By doing the technique alongside the child you may be able to quickly change their state reminding them they will soon feel better.
Find a safe zone for your child
If the child is allowed to retreat to their calm corner when they are not feeling great, they will associate it as a safe zone. You may begin to notice a pattern and link it with the reason for the child’s anxiety. This may help you to discuss what you have noticed once the child feels better and allow them to understand that their feelings are normal. It will help to reassure them.
Whilst technology is a big part of a life child today, especially as online learning is the normal practice for them at the moment, it can also lead to information overload. A child’s brain processes and absorbs information far quicker than an adult. They fatigue quickly too. We, as adults, are noticing how tiring it is to look at a screen for a long time. Taking regular breaks from any screen will help. Encourage the child to do something active like a little stretch or walk. Get them to practice being present. Ask them to sit still and look around them. Think about what they see, smell and hear. Then, get them to close their eyes and concentrate on what they can hear and smell. Generally, they will notice different things because there is no other stimulus. This could be a good time to concentrate on breathing too, as they will be rested and calm.
Can learning a breathing technique help my child get to sleep?
If your child struggling either to go to sleep or have good quality sleep, creating a wind-down routine may help. Removing any stimulus i.e. games, television or computer an hour before bedtime. A bath, a warm drink and a story can help your child to relax. Try to practice the breathing technique now the child is relaxed. Hopefully, the child will fall asleep quickly. It may be helpful to repeat if the child wakes up, especially if they suffer from bad dreams or night terrors.
By starting this practice at an early age the child will have a great tool to use anytime they need to.
The breathing practice has many benefits to the body alongside calming us down. We benefit purely by increasing our oxygen levels.
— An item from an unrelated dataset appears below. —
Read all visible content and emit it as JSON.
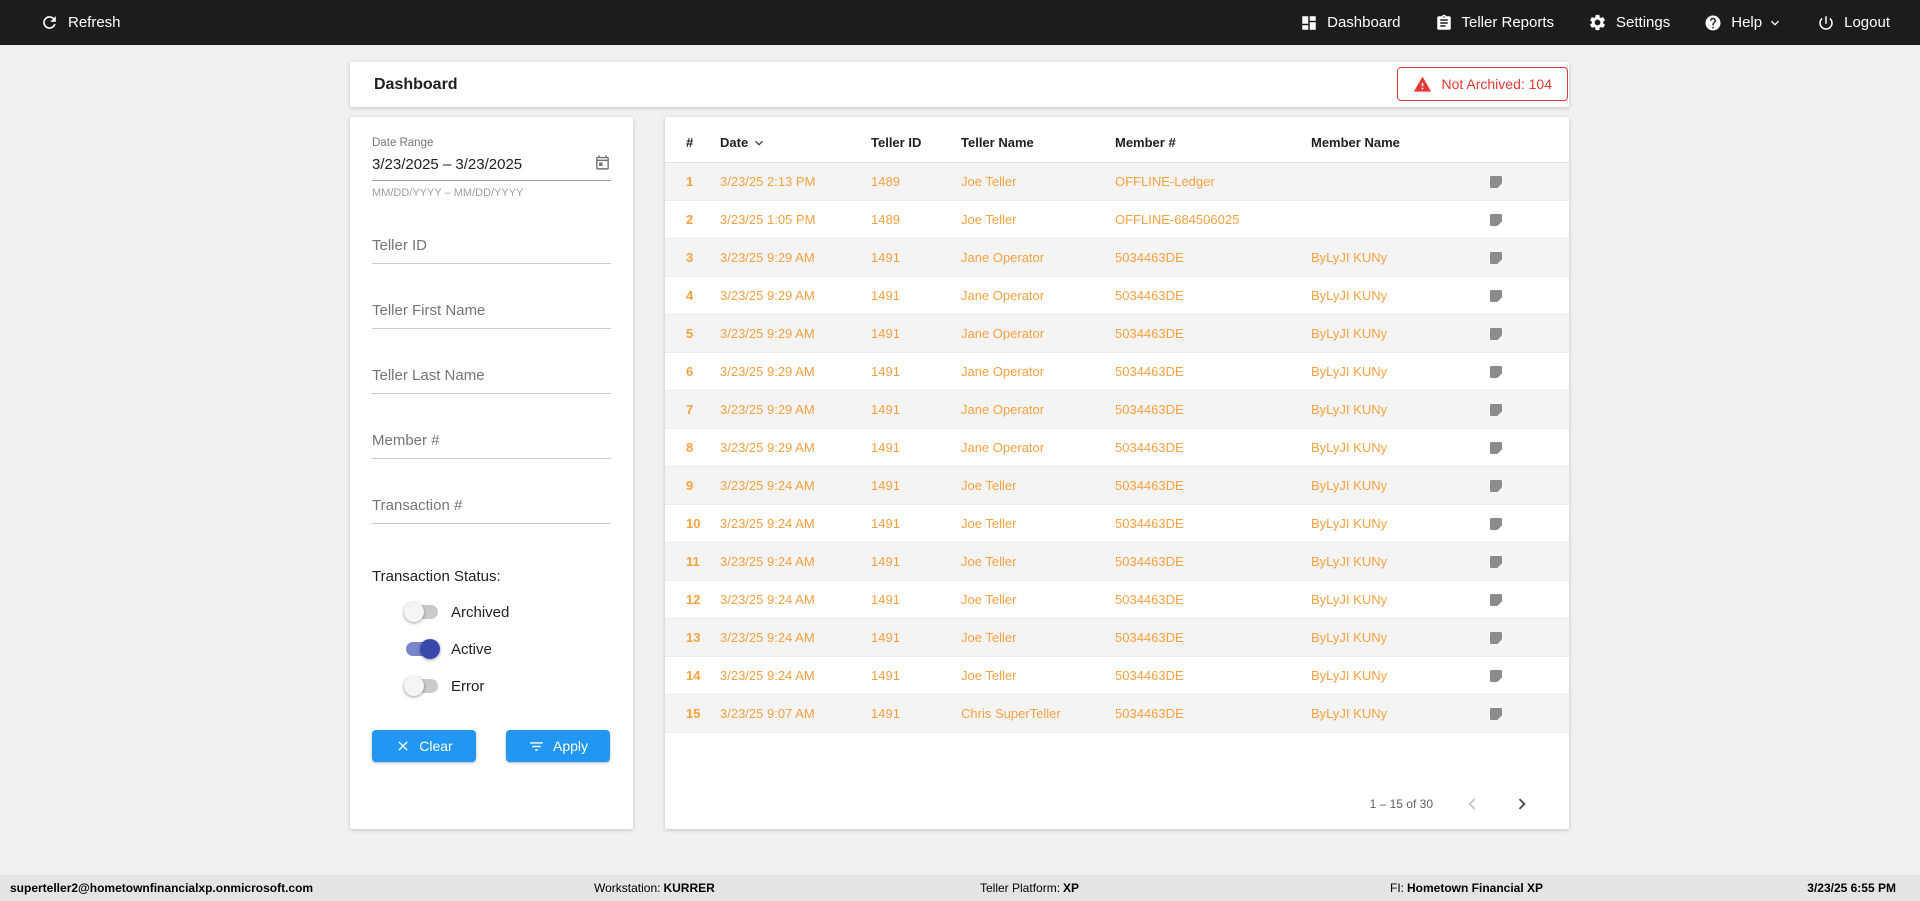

If we breathe through the nose it communicates with the brain monitoring our environment to keep us safe, it sends information to our nervous system, controls our emotions and wellbeing.
If we practice as adults in the morning before we get out of bed and at the end of the day before we sleep, we can feel the benefits within a few days. For adults repeat the technique up to twenty times (approximately ten minutes) if you struggle to keep count, play soft music in the background that you know is about ten minutes long, so you can totally focus on your breath.
Incorporating breathing practice in your day can really make a difference to the quality of your life.
Article by Mel Holliday, author of Breathe With Bruce
Mel started her career in medicine. She set up voluntary projects in schools, advising young people on careers in business and construction. Mel was invited to become a member of the board for EBP (Education Business Partnership) in 2012 and helped set up and chaired the charity OneMe. In 2014, Mel started practicing NLP (Neuro-Linguistic Programming), and completed her masters in 2018. She became curious about stress management techniques. During her years helping and supporting young people, Mel became increasingly aware of how some individuals were struggling with managing their stress. Piloting the models for both adults and children alike, she designed sets of tailored workshops. After creating characters for each emotion the stories began to develop, Bruce and his friends were born.